= Dataset entries =

--------------------------------

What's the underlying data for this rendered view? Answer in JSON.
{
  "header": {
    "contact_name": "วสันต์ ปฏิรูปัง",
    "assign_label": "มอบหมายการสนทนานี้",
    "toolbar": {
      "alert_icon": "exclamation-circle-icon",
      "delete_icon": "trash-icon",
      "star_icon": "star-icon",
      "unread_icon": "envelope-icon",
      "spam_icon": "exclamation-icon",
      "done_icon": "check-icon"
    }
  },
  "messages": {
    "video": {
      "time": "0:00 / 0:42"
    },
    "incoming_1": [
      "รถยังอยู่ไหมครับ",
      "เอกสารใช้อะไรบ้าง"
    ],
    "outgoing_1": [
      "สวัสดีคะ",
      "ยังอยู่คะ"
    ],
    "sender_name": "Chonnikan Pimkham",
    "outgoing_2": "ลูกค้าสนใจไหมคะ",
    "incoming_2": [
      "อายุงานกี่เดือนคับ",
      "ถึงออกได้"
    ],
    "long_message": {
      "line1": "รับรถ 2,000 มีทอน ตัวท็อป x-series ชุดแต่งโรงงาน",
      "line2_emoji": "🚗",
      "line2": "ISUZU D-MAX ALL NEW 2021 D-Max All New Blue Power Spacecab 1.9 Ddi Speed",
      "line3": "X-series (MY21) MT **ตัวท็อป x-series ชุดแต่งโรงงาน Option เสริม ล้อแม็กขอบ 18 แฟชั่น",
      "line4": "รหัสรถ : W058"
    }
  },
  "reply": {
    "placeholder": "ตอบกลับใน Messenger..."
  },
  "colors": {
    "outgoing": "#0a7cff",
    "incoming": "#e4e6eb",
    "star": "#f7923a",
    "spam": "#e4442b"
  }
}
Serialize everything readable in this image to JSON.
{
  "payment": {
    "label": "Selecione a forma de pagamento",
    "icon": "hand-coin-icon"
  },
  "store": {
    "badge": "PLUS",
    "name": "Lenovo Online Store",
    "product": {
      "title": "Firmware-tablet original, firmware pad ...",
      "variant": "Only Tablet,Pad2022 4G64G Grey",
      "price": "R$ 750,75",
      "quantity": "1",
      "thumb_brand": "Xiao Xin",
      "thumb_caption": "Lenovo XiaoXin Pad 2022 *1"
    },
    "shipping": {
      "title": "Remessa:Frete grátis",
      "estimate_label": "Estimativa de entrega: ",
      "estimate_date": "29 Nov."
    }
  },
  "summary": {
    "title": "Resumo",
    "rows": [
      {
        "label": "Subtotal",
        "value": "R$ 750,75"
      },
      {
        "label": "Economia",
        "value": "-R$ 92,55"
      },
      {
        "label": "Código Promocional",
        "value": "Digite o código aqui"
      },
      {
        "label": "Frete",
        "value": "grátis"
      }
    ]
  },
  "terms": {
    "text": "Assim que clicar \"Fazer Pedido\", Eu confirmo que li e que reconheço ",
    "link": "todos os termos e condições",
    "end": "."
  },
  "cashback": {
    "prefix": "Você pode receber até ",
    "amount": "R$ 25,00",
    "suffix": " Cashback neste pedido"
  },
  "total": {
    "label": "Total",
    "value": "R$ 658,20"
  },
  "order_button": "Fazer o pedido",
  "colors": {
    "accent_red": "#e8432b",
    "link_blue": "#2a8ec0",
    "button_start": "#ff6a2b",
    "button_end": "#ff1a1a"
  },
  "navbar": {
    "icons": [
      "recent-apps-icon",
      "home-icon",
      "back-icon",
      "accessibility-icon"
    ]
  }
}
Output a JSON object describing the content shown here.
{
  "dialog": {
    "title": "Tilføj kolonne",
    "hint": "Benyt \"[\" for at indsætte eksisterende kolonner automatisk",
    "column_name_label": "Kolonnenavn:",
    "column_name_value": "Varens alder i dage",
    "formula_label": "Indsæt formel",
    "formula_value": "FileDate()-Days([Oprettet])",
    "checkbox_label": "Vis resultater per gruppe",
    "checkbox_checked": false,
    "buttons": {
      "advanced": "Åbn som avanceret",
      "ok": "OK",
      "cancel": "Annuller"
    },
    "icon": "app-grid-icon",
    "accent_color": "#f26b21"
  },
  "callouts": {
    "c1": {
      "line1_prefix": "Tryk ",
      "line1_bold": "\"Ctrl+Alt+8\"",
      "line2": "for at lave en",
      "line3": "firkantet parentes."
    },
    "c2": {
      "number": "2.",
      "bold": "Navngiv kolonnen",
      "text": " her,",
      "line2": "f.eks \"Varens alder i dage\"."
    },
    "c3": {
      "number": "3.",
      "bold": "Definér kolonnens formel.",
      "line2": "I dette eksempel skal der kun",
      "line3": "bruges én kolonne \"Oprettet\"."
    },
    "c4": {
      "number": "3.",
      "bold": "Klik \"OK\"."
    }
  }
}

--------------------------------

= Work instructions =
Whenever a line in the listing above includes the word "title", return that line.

= Result =
      "title": "Firmware-tablet original, firmware pad ...",
      "title": "Remessa:Frete grátis",
    "title": "Resumo",
    "title": "Tilføj kolonne",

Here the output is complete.